Microsoft has announced it will discontinue the Encarta encyclopedia this fall — a sad bit of news for those of us who grew up struggling with DOS and floppy discs and were suddenly delighted to find all the world’s information on a set of computer CDs. More than a victory for Wikipedia, the move points to a future where storing information locally really doesn’t matter that much anymore, since you can rapidly pull anything out of the cloud.
Which brings up your mind. We have to wonder, what is the rationale for learning new languages or memorizing presidents if all that data can be transcribed and pulled forth at the touch of a keystroke? In a few hundred years, human beings may be prized more for their ability to search and less for their ability to remember. Computer banks may become the real memory systems; just as social media now has extended our personal Dunbar numbers to allow for 1,500 relationships instead of 150, it may be more efficient to let data chips record the world, and we’ll simply learn to call up the right search query. With the ubiquity of GPS and video and human relationship mapping, pulling the universe together is only a step away. Why should we have to remember all that?

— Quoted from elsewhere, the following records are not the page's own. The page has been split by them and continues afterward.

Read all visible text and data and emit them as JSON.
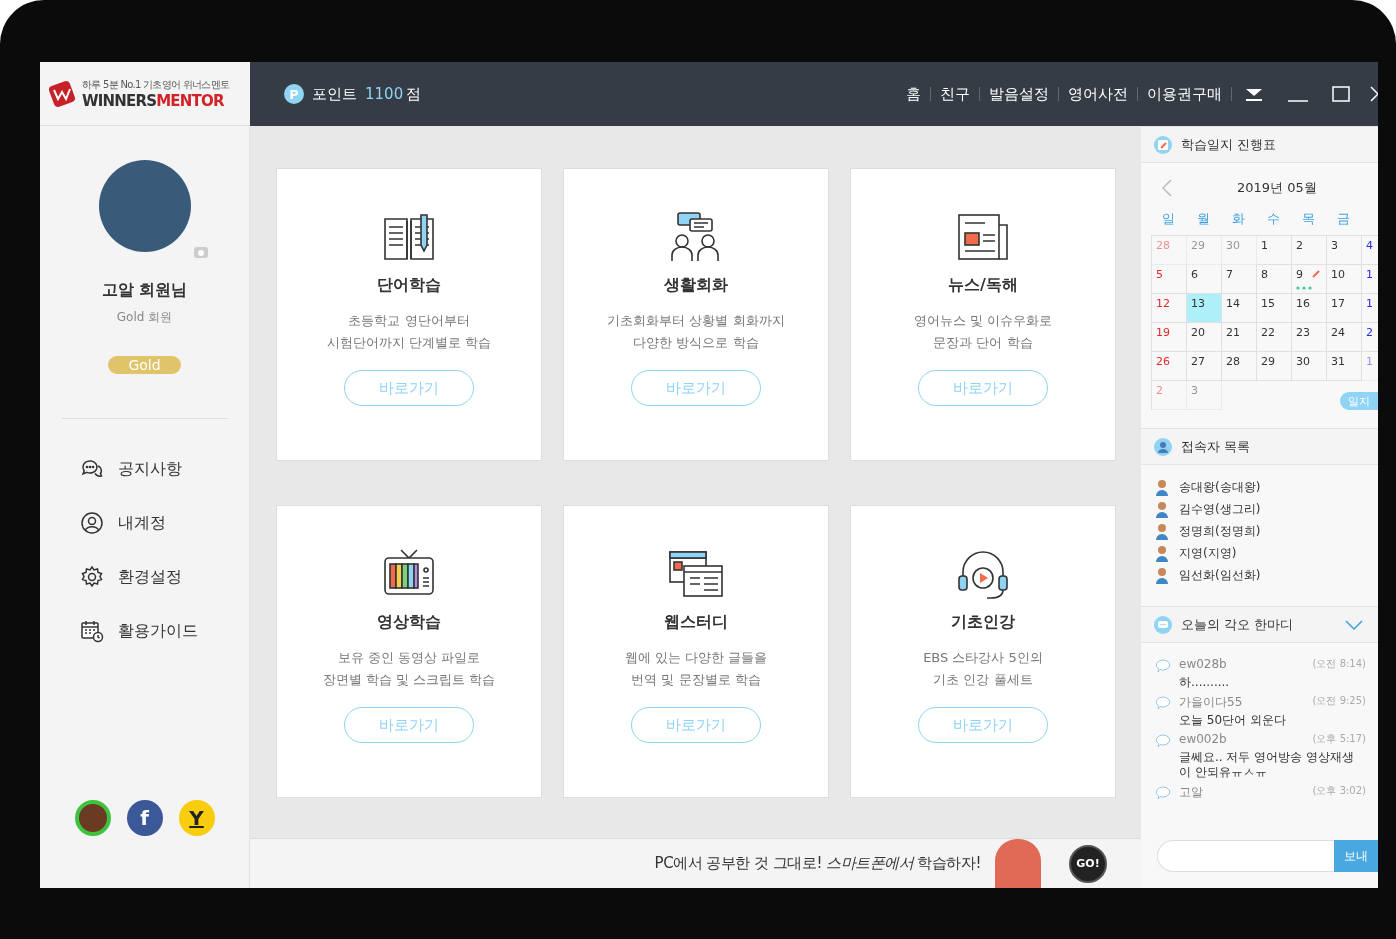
{
  "logo": {
    "tagline": "하루 5분 No.1 기초영어 위너스멘토",
    "name_main": "WINNERS",
    "name_accent": "MENTOR"
  },
  "points": {
    "icon_letter": "P",
    "label": "포인트",
    "value": "1100",
    "unit": "점"
  },
  "top_nav": [
    "홈",
    "친구",
    "발음설정",
    "영어사전",
    "이용권구매"
  ],
  "profile": {
    "name": "고알 회원님",
    "grade": "Gold 회원",
    "badge": "Gold"
  },
  "sidebar": {
    "items": [
      {
        "kind": "chat",
        "label": "공지사항"
      },
      {
        "kind": "user",
        "label": "내계정"
      },
      {
        "kind": "gear",
        "label": "환경설정"
      },
      {
        "kind": "calendar",
        "label": "활용가이드"
      }
    ],
    "social": [
      {
        "kind": "green"
      },
      {
        "kind": "facebook",
        "label": "f"
      },
      {
        "kind": "yellow",
        "label": "Y"
      }
    ]
  },
  "cards": [
    {
      "kind": "book",
      "title": "단어학습",
      "lines": [
        "초등학교 영단어부터",
        "시험단어까지 단계별로 학습"
      ],
      "button": "바로가기"
    },
    {
      "kind": "people",
      "title": "생활회화",
      "lines": [
        "기초회화부터 상황별 회화까지",
        "다양한 방식으로 학습"
      ],
      "button": "바로가기"
    },
    {
      "kind": "news",
      "title": "뉴스/독해",
      "lines": [
        "영어뉴스 및 이슈우화로",
        "문장과 단어 학습"
      ],
      "button": "바로가기"
    },
    {
      "kind": "tv",
      "title": "영상학습",
      "lines": [
        "보유 중인 동영상 파일로",
        "장면별 학습 및 스크립트 학습"
      ],
      "button": "바로가기"
    },
    {
      "kind": "web",
      "title": "웹스터디",
      "lines": [
        "웹에 있는 다양한 글들을",
        "번역 및 문장별로 학습"
      ],
      "button": "바로가기"
    },
    {
      "kind": "headset",
      "title": "기초인강",
      "lines": [
        "EBS 스타강사 5인의",
        "기초 인강 풀세트"
      ],
      "button": "바로가기"
    }
  ],
  "banner": {
    "text": "PC에서 공부한 것 그대로! *스마트폰에서* 학습하자!",
    "go": "GO!"
  },
  "calendar": {
    "title": "학습일지 진행표",
    "month": "2019년 05월",
    "weekdays": [
      "일",
      "월",
      "화",
      "수",
      "목",
      "금"
    ],
    "weeks": [
      [
        {
          "day": "28",
          "muted": true,
          "selected": false,
          "entry": false
        },
        {
          "day": "29",
          "muted": true,
          "selected": false,
          "entry": false
        },
        {
          "day": "30",
          "muted": true,
          "selected": false,
          "entry": false
        },
        {
          "day": "1",
          "muted": false,
          "selected": false,
          "entry": false
        },
        {
          "day": "2",
          "muted": false,
          "selected": false,
          "entry": false
        },
        {
          "day": "3",
          "muted": false,
          "selected": false,
          "entry": false
        },
        {
          "day": "4",
          "muted": false,
          "selected": false,
          "entry": false
        }
      ],
      [
        {
          "day": "5",
          "muted": false,
          "selected": false,
          "entry": false
        },
        {
          "day": "6",
          "muted": false,
          "selected": false,
          "entry": false
        },
        {
          "day": "7",
          "muted": false,
          "selected": false,
          "entry": false
        },
        {
          "day": "8",
          "muted": false,
          "selected": false,
          "entry": false
        },
        {
          "day": "9",
          "muted": false,
          "selected": false,
          "entry": true
        },
        {
          "day": "10",
          "muted": false,
          "selected": false,
          "entry": false
        },
        {
          "day": "1",
          "muted": false,
          "selected": false,
          "entry": false
        }
      ],
      [
        {
          "day": "12",
          "muted": false,
          "selected": false,
          "entry": false
        },
        {
          "day": "13",
          "muted": false,
          "selected": true,
          "entry": false
        },
        {
          "day": "14",
          "muted": false,
          "selected": false,
          "entry": false
        },
        {
          "day": "15",
          "muted": false,
          "selected": false,
          "entry": false
        },
        {
          "day": "16",
          "muted": false,
          "selected": false,
          "entry": false
        },
        {
          "day": "17",
          "muted": false,
          "selected": false,
          "entry": false
        },
        {
          "day": "1",
          "muted": false,
          "selected": false,
          "entry": false
        }
      ],
      [
        {
          "day": "19",
          "muted": false,
          "selected": false,
          "entry": false
        },
        {
          "day": "20",
          "muted": false,
          "selected": false,
          "entry": false
        },
        {
          "day": "21",
          "muted": false,
          "selected": false,
          "entry": false
        },
        {
          "day": "22",
          "muted": false,
          "selected": false,
          "entry": false
        },
        {
          "day": "23",
          "muted": false,
          "selected": false,
          "entry": false
        },
        {
          "day": "24",
          "muted": false,
          "selected": false,
          "entry": false
        },
        {
          "day": "2",
          "muted": false,
          "selected": false,
          "entry": false
        }
      ],
      [
        {
          "day": "26",
          "muted": false,
          "selected": false,
          "entry": false
        },
        {
          "day": "27",
          "muted": false,
          "selected": false,
          "entry": false
        },
        {
          "day": "28",
          "muted": false,
          "selected": false,
          "entry": false
        },
        {
          "day": "29",
          "muted": false,
          "selected": false,
          "entry": false
        },
        {
          "day": "30",
          "muted": false,
          "selected": false,
          "entry": false
        },
        {
          "day": "31",
          "muted": false,
          "selected": false,
          "entry": false
        },
        {
          "day": "1",
          "muted": true,
          "selected": false,
          "entry": false
        }
      ],
      [
        {
          "day": "2",
          "muted": true,
          "selected": false,
          "entry": false
        },
        {
          "day": "3",
          "muted": true,
          "selected": false,
          "entry": false
        }
      ]
    ],
    "button": "일지"
  },
  "users": {
    "title": "접속자 목록",
    "items": [
      "송대왕(송대왕)",
      "김수영(생그리)",
      "정명희(정명희)",
      "지영(지영)",
      "임선화(임선화)"
    ]
  },
  "comments": {
    "title": "오늘의 각오 한마디",
    "expanded": true,
    "items": [
      {
        "user": "ew028b",
        "time": "(오전 8:14)",
        "text": "하.........."
      },
      {
        "user": "가을이다55",
        "time": "(오전 9:25)",
        "text": "오늘 50단어 외운다"
      },
      {
        "user": "ew002b",
        "time": "(오후 5:17)",
        "text": "글쎄요.. 저두 영어방송 영상재생이 안되유ㅠㅅㅠ"
      },
      {
        "user": "고알",
        "time": "(오후 3:02)"
      }
    ],
    "send": "보내"
  }
}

Just a thought. We had another point, too, but forgot.
Via Jonathan Nafarrete.